Emerging market plunge: Sino the times?
Not all emerging markets are in free fall, investors are discriminating between surplus and deficit countries, it’s not all China’s fault, and domestic EM policies matter.
Given the complex supply chain and global liquidity web linked to China, which contributed 29% of world GDP growth last year, analysts live in perennial fear of understating Beijing’s role in driving global markets.
So, is it all China’s fault? That’s the question vexing market players as they mull the drivers of the latest FX sell-off in emerging-market (EM) deficit nations and the bear market in the MSCI EM, more generally.
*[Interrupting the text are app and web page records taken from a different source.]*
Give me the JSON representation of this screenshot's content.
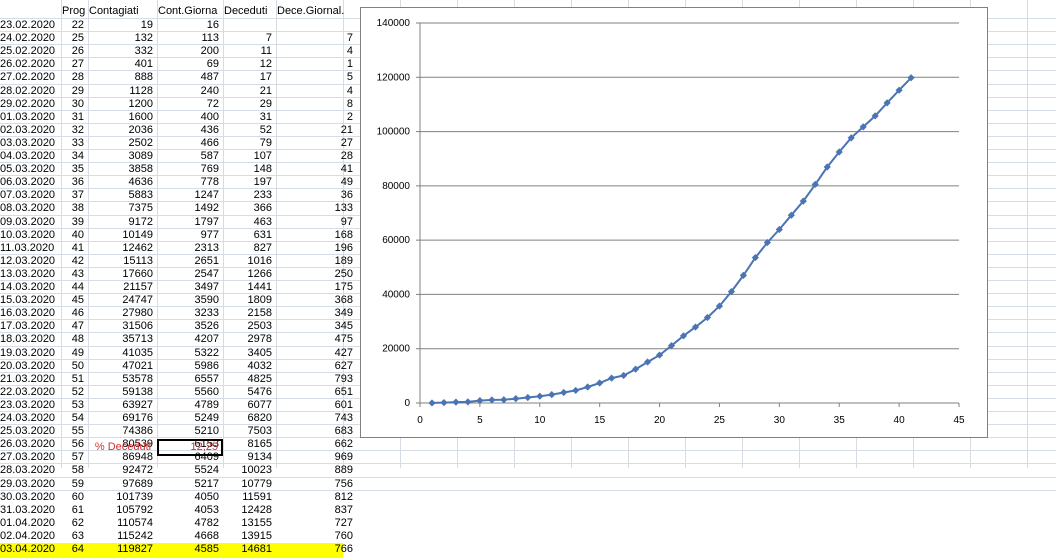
{
  "sheet": {
    "headers": {
      "prog": "Prog",
      "contagiati": "Contagiati",
      "cont_giorna": "Cont.Giorna",
      "deceduti": "Deceduti",
      "dece_giornal": "Dece.Giornal."
    },
    "rows": [
      {
        "date": "23.02.2020",
        "prog": "22",
        "cont": "19",
        "cg": "16",
        "dec": "",
        "dg": ""
      },
      {
        "date": "24.02.2020",
        "prog": "25",
        "cont": "132",
        "cg": "113",
        "dec": "7",
        "dg": "7"
      },
      {
        "date": "25.02.2020",
        "prog": "26",
        "cont": "332",
        "cg": "200",
        "dec": "11",
        "dg": "4"
      },
      {
        "date": "26.02.2020",
        "prog": "27",
        "cont": "401",
        "cg": "69",
        "dec": "12",
        "dg": "1"
      },
      {
        "date": "27.02.2020",
        "prog": "28",
        "cont": "888",
        "cg": "487",
        "dec": "17",
        "dg": "5"
      },
      {
        "date": "28.02.2020",
        "prog": "29",
        "cont": "1128",
        "cg": "240",
        "dec": "21",
        "dg": "4"
      },
      {
        "date": "29.02.2020",
        "prog": "30",
        "cont": "1200",
        "cg": "72",
        "dec": "29",
        "dg": "8"
      },
      {
        "date": "01.03.2020",
        "prog": "31",
        "cont": "1600",
        "cg": "400",
        "dec": "31",
        "dg": "2"
      },
      {
        "date": "02.03.2020",
        "prog": "32",
        "cont": "2036",
        "cg": "436",
        "dec": "52",
        "dg": "21"
      },
      {
        "date": "03.03.2020",
        "prog": "33",
        "cont": "2502",
        "cg": "466",
        "dec": "79",
        "dg": "27"
      },
      {
        "date": "04.03.2020",
        "prog": "34",
        "cont": "3089",
        "cg": "587",
        "dec": "107",
        "dg": "28"
      },
      {
        "date": "05.03.2020",
        "prog": "35",
        "cont": "3858",
        "cg": "769",
        "dec": "148",
        "dg": "41"
      },
      {
        "date": "06.03.2020",
        "prog": "36",
        "cont": "4636",
        "cg": "778",
        "dec": "197",
        "dg": "49"
      },
      {
        "date": "07.03.2020",
        "prog": "37",
        "cont": "5883",
        "cg": "1247",
        "dec": "233",
        "dg": "36"
      },
      {
        "date": "08.03.2020",
        "prog": "38",
        "cont": "7375",
        "cg": "1492",
        "dec": "366",
        "dg": "133"
      },
      {
        "date": "09.03.2020",
        "prog": "39",
        "cont": "9172",
        "cg": "1797",
        "dec": "463",
        "dg": "97"
      },
      {
        "date": "10.03.2020",
        "prog": "40",
        "cont": "10149",
        "cg": "977",
        "dec": "631",
        "dg": "168"
      },
      {
        "date": "11.03.2020",
        "prog": "41",
        "cont": "12462",
        "cg": "2313",
        "dec": "827",
        "dg": "196"
      },
      {
        "date": "12.03.2020",
        "prog": "42",
        "cont": "15113",
        "cg": "2651",
        "dec": "1016",
        "dg": "189"
      },
      {
        "date": "13.03.2020",
        "prog": "43",
        "cont": "17660",
        "cg": "2547",
        "dec": "1266",
        "dg": "250"
      },
      {
        "date": "14.03.2020",
        "prog": "44",
        "cont": "21157",
        "cg": "3497",
        "dec": "1441",
        "dg": "175"
      },
      {
        "date": "15.03.2020",
        "prog": "45",
        "cont": "24747",
        "cg": "3590",
        "dec": "1809",
        "dg": "368"
      },
      {
        "date": "16.03.2020",
        "prog": "46",
        "cont": "27980",
        "cg": "3233",
        "dec": "2158",
        "dg": "349"
      },
      {
        "date": "17.03.2020",
        "prog": "47",
        "cont": "31506",
        "cg": "3526",
        "dec": "2503",
        "dg": "345"
      },
      {
        "date": "18.03.2020",
        "prog": "48",
        "cont": "35713",
        "cg": "4207",
        "dec": "2978",
        "dg": "475"
      },
      {
        "date": "19.03.2020",
        "prog": "49",
        "cont": "41035",
        "cg": "5322",
        "dec": "3405",
        "dg": "427"
      },
      {
        "date": "20.03.2020",
        "prog": "50",
        "cont": "47021",
        "cg": "5986",
        "dec": "4032",
        "dg": "627"
      },
      {
        "date": "21.03.2020",
        "prog": "51",
        "cont": "53578",
        "cg": "6557",
        "dec": "4825",
        "dg": "793"
      },
      {
        "date": "22.03.2020",
        "prog": "52",
        "cont": "59138",
        "cg": "5560",
        "dec": "5476",
        "dg": "651"
      },
      {
        "date": "23.03.2020",
        "prog": "53",
        "cont": "63927",
        "cg": "4789",
        "dec": "6077",
        "dg": "601"
      },
      {
        "date": "24.03.2020",
        "prog": "54",
        "cont": "69176",
        "cg": "5249",
        "dec": "6820",
        "dg": "743"
      },
      {
        "date": "25.03.2020",
        "prog": "55",
        "cont": "74386",
        "cg": "5210",
        "dec": "7503",
        "dg": "683"
      },
      {
        "date": "26.03.2020",
        "prog": "56",
        "cont": "80539",
        "cg": "6153",
        "dec": "8165",
        "dg": "662"
      },
      {
        "date": "27.03.2020",
        "prog": "57",
        "cont": "86948",
        "cg": "6409",
        "dec": "9134",
        "dg": "969"
      },
      {
        "date": "28.03.2020",
        "prog": "58",
        "cont": "92472",
        "cg": "5524",
        "dec": "10023",
        "dg": "889"
      },
      {
        "date": "29.03.2020",
        "prog": "59",
        "cont": "97689",
        "cg": "5217",
        "dec": "10779",
        "dg": "756"
      },
      {
        "date": "30.03.2020",
        "prog": "60",
        "cont": "101739",
        "cg": "4050",
        "dec": "11591",
        "dg": "812"
      },
      {
        "date": "31.03.2020",
        "prog": "61",
        "cont": "105792",
        "cg": "4053",
        "dec": "12428",
        "dg": "837"
      },
      {
        "date": "01.04.2020",
        "prog": "62",
        "cont": "110574",
        "cg": "4782",
        "dec": "13155",
        "dg": "727"
      },
      {
        "date": "02.04.2020",
        "prog": "63",
        "cont": "115242",
        "cg": "4668",
        "dec": "13915",
        "dg": "760"
      },
      {
        "date": "03.04.2020",
        "prog": "64",
        "cont": "119827",
        "cg": "4585",
        "dec": "14681",
        "dg": "766"
      }
    ],
    "footer": {
      "label": "% Deceduti",
      "value": "12,25"
    }
  },
  "colors": {
    "highlight": "#ffff00",
    "series": "#4a74b4",
    "footer_text": "#d03030"
  },
  "chart_data": {
    "type": "line",
    "x": [
      1,
      2,
      3,
      4,
      5,
      6,
      7,
      8,
      9,
      10,
      11,
      12,
      13,
      14,
      15,
      16,
      17,
      18,
      19,
      20,
      21,
      22,
      23,
      24,
      25,
      26,
      27,
      28,
      29,
      30,
      31,
      32,
      33,
      34,
      35,
      36,
      37,
      38,
      39,
      40,
      41
    ],
    "series": [
      {
        "values": [
          19,
          132,
          332,
          401,
          888,
          1128,
          1200,
          1600,
          2036,
          2502,
          3089,
          3858,
          4636,
          5883,
          7375,
          9172,
          10149,
          12462,
          15113,
          17660,
          21157,
          24747,
          27980,
          31506,
          35713,
          41035,
          47021,
          53578,
          59138,
          63927,
          69176,
          74386,
          80539,
          86948,
          92472,
          97689,
          101739,
          105792,
          110574,
          115242,
          119827
        ],
        "marker": "diamond"
      }
    ],
    "xlim": [
      0,
      45
    ],
    "ylim": [
      0,
      140000
    ],
    "xticks": [
      0,
      5,
      10,
      15,
      20,
      25,
      30,
      35,
      40,
      45
    ],
    "yticks": [
      0,
      20000,
      40000,
      60000,
      80000,
      100000,
      120000,
      140000
    ],
    "grid": "horizontal",
    "legend": "none"
  }
}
As Euromoney has reported, a perfect storm seems to have triggered the latest plunge, though EM sentiment rebounded moderately on Wednesday after the Turkish central bank capitulated with massive hikes in benchmark rates. Fears over monetary-policy incompetence in Argentina and Turkey, Fed tapering concerns, markets discriminating between deficit and surplus countries, and a re-assessment of growth models, more generally, are, in part, to blame.
However, some analysts are tempted to pinpoint the catalyst for the sell-off squarely on China, where an investment slowdown has taken effect during the past three quarters, as Beijing squeezes out excess capacity and seeks to rebalance growth.
Lars Christensen, chief analyst at Danske Bank, and a monetary-policy blogger, goes so far in describing the EM rout as heralding China’s emergence as a global monetary superpower, akin to the Fed’s role as the driver of the dollar-led EM monetary system.
“The People’s Bank of China [PBoC] to a large extent has the same role – maybe even a bigger role for some emerging markets, particularly in Asia, and among commodity exporters. Hence, the PBoC can under certain circumstances ‘dictate’ monetary policy in other countries – if these countries decide to import monetary conditions from China.”
Christensen cites the complex China-linked exports web, the prospect of a reduction in Chinese reserves accumulation, and waning Sino-driven commodity demand, which, as a symptom of slower growth, is historically correlated with weaker Asian equity performance, despite the fact the region is a net commodity importer.
Nevertheless, as a proponent of market monetarism – arguing central banks should target the level of nominal income, instead of simply inflation or unemployment – Christensen reckons, in general, national EM central banks can offset Sino-driven monetary contraction.
However, others disagree over the extent to which China has driven the generalized EM sell-off thus far.
Arthur Kroeber, head of GK Dragonomics, notes: “We don’t buy that argument, but markets are driven by both fact and sentiment. At the level of fact, it is hard to construct a causal line running from China’s economy to the recent performance of EM stock markets.
“However, when it comes to sentiment, there is little doubt that many portfolio managers take weakness in China as a signal to cut their broad EM exposures.”
He cites the fact China’s investment-led slowdown is a clear negative for exports in markets such as Brazil and South Africa, but not for Turkey, Ukraine and Argentina, which have fallen the most for endogenous reasons.
Secondly, stock markets in commodity-rich nations have delivered mixed results, falling 7% year-to-date in Brazil, but still in the black in Indonesia and Thailand, and flat in China-exposed Philippines.
What’s more, while domestic liquidity is tightening in China – as authorities seek to engineer a softening of credit expansion, in the shadow banking industry, in particular – the PBoC has boosted the global money supply, through repressing upward pressure on the renminbi via massive US Treasury purchases.
During the past year, China FX reserves have risen by more than $500 billion, which is the fastest increase since mid-2011, according to BCA Research. By moderating the upward move in the global risk-free benchmark, China, in theory, has boosted investors' desire for EM yield.
Instead, the EM plunge is more selective, notes Kroeber: “Countries with poor balance sheets and bad structural policies will fare far worse than the countries (of which there are plenty) with a better policy/balance sheet combination.”
Kroeber cites divergent stock-market performance in China- and commodity-linked Indonesia and Brazil as evidence of the importance of national policies, as the former is rewarded for efforts to develop a competitive manufacturing sector in contrast to Brazilian policy, which “has been little short of catastrophic in the last four years”.
In sum, Kroeber says: “The ‘China effect’ is bad for some emerging economies, but not as bad as Fed tapering and incompetent domestic policies. Well-run EM countries have plenty of ability to weather the storm. And China’s actual negative impact is likely to grow weaker, not stronger, over the next year.”
That’s not to discount the prospect that EM equity and fixed-income markets will continue to underperform this year, while macro noise – including the messy, last-minute rescue of a $500 million Chinese trust product this week – will frighten enough portfolio investors to ensure valuations overshoot fundamentals, say analysts.
Finally, to put the plunge in context: as this chart lays bare, EM hard-currency fixed income, in particular, is nowhere near 1998 crisis-era levels, while EM’s stronger macro fundamentals is well-known – two factors that have exasperated some analysts who decry apparently alarmist media coverage on the EM rout.